 Zanthoxylum Armatum:

The Rutaceae family includes Zanthoxylum armatum, a sub deciduous fragrant, branching, scandent, or upright shrub or small tree that reaches heights of 6-7 m. It is prevalent in the hot Himalayan regions from Jammu to Bhutan, Nepal, and Pakistan. Zanthoxylym armatum plants cover a sizable portion of Orissa and Andhra Pradesh in India. This plant is carminative and antiseptic and is used to treat scabies, chest infections, dental difficulties, digestive problems, and stomachaches.

Valeriana Jatamansi:

The Valerianaceae family includes Valeriana jatamansi, sometimes known as "Indian Valerian." It is a perennial aromatic herb that is utilized in many traditional and medical systems. It grows naturally at altitudes between 1200 and 3000 m above sea level (amsl). The plant's leaves, stems, rhizome, and roots all contain significant amounts of high-value biological active substances. The principal and commercially significant chemicals, however, as well as the essential oil, were only to be found in the roots and rhizome portion. Rhizome's native environment has been overly exploited in recent decades, severely reducing the natural population. Although industrial demand is still high, there have been numerous initiatives made to boost production and practice conservation.

Swertia Chirayita:

The plant Swertia chirayita has tremendous medicinal potential and produces a number of secondary metabolites that are utilised in numerous medical systems to treat a wide range of illnesses. The plant's current condition is not excellent, and populations of this species are rapidly dwindling. According to the literature, if prompt action is not taken, it is impossible to avoid this species' extinction in the near future. In order to reap the rewards and benefit from this very significant plant's therapeutic properties in the future, it is imperative that both ex situ and in situ conservation of this species be accomplished.

Rhodiola Imbricata:

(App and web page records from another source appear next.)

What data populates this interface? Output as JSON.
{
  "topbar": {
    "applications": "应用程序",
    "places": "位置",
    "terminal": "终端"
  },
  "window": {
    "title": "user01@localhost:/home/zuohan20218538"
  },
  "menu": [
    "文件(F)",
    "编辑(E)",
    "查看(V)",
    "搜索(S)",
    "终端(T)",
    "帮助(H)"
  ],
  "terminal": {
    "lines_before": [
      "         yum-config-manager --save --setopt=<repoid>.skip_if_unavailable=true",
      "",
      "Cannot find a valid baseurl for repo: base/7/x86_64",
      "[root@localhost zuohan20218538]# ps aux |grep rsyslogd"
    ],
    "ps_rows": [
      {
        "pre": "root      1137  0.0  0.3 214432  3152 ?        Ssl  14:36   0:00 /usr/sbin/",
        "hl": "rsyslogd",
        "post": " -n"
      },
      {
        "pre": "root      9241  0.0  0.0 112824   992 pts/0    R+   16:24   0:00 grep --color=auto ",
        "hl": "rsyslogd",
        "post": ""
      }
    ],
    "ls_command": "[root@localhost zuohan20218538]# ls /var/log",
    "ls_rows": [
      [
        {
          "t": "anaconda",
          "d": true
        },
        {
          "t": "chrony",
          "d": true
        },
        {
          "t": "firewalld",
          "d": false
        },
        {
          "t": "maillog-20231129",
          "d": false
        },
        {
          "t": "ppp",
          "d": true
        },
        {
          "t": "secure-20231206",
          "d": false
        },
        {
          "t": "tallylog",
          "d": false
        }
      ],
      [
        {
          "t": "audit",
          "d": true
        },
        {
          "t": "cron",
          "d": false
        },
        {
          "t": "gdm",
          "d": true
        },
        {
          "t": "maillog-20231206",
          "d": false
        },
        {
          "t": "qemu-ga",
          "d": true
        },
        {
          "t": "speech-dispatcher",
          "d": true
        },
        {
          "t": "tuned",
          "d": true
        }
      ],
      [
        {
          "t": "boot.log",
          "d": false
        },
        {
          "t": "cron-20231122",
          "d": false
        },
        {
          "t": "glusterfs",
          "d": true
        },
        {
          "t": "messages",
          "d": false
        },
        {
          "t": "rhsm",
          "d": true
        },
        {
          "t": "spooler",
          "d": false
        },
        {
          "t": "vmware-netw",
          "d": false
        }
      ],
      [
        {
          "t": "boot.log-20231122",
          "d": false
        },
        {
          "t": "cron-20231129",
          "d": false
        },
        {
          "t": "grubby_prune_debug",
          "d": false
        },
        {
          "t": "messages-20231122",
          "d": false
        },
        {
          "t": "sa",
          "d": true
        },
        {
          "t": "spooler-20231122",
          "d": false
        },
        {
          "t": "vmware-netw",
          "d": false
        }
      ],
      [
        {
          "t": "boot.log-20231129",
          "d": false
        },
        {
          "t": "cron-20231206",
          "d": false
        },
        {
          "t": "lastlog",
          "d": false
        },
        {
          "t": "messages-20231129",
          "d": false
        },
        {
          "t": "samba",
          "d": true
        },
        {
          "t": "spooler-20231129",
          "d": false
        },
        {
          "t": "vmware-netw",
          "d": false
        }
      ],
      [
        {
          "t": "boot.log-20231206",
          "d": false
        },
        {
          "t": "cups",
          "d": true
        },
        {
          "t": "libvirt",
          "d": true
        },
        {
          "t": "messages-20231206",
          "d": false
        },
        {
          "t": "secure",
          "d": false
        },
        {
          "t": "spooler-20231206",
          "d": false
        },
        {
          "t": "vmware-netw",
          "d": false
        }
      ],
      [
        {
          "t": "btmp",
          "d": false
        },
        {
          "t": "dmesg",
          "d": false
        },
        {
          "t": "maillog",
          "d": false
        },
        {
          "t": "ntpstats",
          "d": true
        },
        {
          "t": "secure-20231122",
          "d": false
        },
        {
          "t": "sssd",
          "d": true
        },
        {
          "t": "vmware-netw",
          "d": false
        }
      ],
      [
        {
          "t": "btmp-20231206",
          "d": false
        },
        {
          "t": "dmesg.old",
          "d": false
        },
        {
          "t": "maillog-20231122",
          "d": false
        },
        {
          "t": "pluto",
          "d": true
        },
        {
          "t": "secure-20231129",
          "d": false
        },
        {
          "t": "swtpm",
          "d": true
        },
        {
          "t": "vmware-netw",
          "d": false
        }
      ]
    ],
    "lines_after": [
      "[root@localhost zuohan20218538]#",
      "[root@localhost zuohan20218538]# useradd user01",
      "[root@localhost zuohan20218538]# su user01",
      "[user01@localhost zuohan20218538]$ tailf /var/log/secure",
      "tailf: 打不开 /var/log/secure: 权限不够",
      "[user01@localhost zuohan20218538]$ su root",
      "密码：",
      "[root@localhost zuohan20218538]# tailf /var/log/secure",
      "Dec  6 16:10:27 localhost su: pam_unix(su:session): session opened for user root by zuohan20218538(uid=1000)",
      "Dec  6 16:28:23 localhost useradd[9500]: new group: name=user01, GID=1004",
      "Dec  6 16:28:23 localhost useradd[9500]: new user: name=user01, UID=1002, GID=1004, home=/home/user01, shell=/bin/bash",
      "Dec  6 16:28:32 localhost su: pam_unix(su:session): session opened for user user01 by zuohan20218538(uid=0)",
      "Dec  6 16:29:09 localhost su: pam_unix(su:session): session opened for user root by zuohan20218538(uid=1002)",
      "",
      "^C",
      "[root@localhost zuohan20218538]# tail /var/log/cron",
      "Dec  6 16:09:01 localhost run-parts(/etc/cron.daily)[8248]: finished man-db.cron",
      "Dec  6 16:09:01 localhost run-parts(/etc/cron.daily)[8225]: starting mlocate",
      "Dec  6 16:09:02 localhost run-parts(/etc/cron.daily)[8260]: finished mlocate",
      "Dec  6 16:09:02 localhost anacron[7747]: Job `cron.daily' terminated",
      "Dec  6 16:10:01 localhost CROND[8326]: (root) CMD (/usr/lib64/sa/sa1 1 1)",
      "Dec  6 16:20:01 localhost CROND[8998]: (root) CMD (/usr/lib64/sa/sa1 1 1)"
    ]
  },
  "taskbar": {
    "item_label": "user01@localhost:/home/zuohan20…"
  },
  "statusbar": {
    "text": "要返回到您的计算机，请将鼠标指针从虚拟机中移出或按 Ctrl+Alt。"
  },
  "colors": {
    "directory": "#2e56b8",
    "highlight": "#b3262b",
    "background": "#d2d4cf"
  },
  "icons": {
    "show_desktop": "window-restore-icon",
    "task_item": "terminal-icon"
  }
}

Due to its enormous medicinal and therapeutic potential, the rich plant variety of the high-altitude Trans-Himalayan region has attracted a lot of attention in recent years. One such highly acclaimed plant that is well known in both the scientific and medicinal communities is Rhodiola imbricata. Along with treating a wide variety of illnesses, the plant has an amazing array of qualities including antioxidant, anti-aging, radioprotective, etc. Due to the abundance of traditional knowledge, the plant's short growth season, and the availability of unique bioactive chemicals, local farmers have been overharvesting the plant.

According to researchers, a Himalayan herb is today's sanjeevani.

Due to their high economic value, medicinal and aromatic plants have received priority attention for conservation worldwide. These medicinal plant’s components can be purchased for between Rs 20 and Rs 12,000 per kilogramme on the open market. The main problem is that for these plants to thrive and maintain their medical characteristics, they require highly particular environmental conditions. Currently, 7% of endangered medicinal plants are being protected ex situ, or away from their natural habitat. However, while area-specific actions may be necessary, conservation strategies that translocate plants, such as gene banks, seed banks, or seed herbaria, are crucial. A plant's location determines its habitat, which is distinct in particular for high-altitude plants surviving in harsh conditions. Because of this, location is crucial in determining how much threat a plant faces. These plants could not thrive in an alien environment.

Bhavleen Kaur Sethi